START DATASET EXCERPTS
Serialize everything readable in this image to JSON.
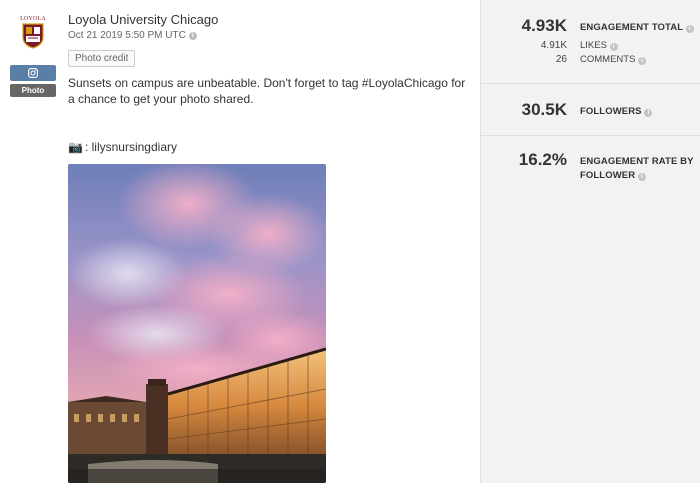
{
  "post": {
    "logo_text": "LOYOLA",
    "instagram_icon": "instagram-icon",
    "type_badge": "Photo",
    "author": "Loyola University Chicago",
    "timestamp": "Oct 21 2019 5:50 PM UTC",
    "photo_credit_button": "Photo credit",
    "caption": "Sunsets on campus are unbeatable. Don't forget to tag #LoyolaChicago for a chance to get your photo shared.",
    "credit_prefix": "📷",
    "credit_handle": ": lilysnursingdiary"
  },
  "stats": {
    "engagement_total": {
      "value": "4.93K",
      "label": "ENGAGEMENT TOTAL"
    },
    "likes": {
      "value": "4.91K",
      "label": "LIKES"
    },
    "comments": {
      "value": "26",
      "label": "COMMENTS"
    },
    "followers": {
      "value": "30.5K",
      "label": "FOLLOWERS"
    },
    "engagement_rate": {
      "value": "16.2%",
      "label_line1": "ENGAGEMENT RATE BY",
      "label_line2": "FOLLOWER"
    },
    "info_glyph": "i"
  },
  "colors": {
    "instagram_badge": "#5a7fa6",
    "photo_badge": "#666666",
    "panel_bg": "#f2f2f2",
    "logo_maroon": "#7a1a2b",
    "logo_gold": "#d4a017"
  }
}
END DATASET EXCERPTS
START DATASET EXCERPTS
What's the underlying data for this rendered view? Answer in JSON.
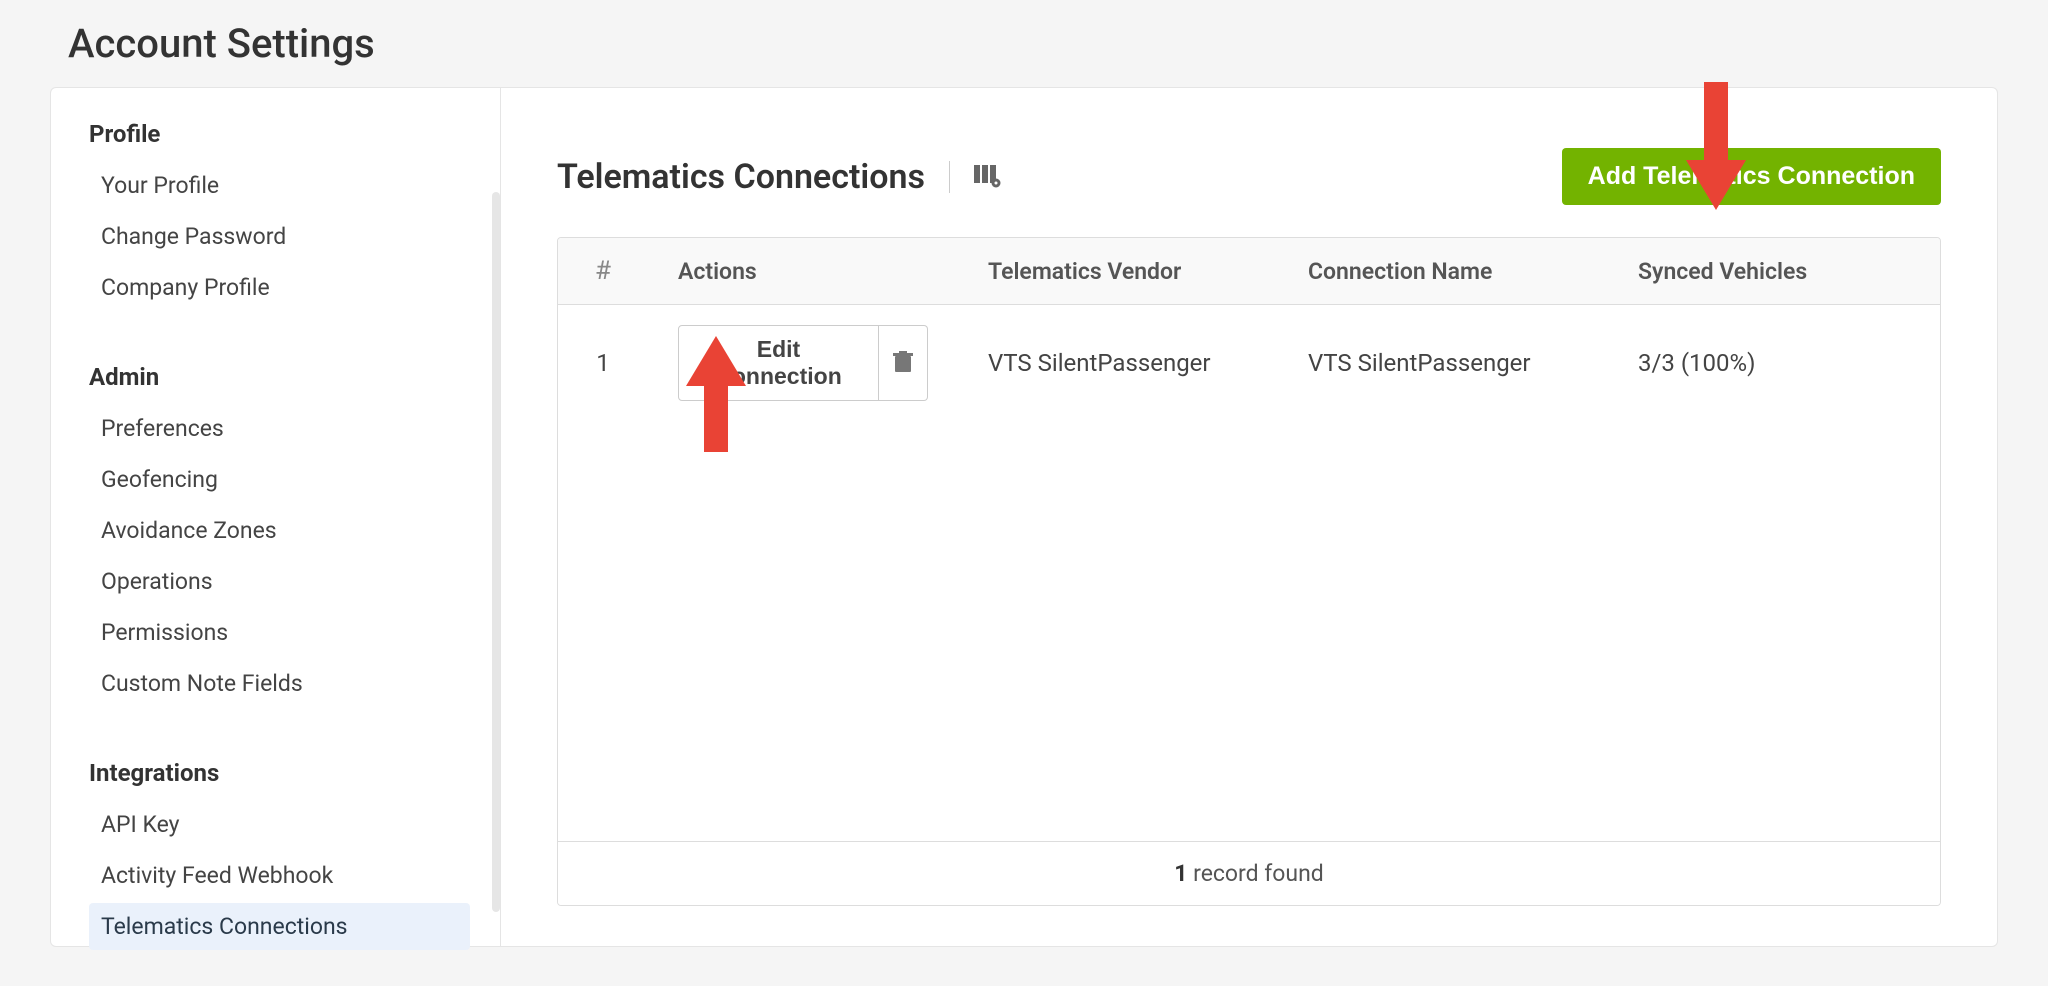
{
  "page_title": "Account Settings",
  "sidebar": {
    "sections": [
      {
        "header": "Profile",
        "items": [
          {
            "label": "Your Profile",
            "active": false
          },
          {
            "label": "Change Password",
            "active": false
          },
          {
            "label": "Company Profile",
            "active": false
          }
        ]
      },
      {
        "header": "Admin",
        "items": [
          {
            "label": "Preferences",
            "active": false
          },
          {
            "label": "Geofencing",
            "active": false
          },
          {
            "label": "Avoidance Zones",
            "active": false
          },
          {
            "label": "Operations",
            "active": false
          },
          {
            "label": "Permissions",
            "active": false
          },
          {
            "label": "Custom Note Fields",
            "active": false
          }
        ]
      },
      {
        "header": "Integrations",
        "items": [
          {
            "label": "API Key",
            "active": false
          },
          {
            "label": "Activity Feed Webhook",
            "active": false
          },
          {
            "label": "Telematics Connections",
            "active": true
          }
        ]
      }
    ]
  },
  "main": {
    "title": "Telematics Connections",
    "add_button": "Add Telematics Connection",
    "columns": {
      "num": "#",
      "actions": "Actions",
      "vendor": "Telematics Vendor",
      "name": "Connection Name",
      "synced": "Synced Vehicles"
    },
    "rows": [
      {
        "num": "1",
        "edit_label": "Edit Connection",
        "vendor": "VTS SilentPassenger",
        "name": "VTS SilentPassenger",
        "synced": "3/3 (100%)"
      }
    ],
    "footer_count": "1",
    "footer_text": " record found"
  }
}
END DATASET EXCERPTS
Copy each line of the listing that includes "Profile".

        "header": "Profile",
            "label": "Your Profile",
            "label": "Company Profile",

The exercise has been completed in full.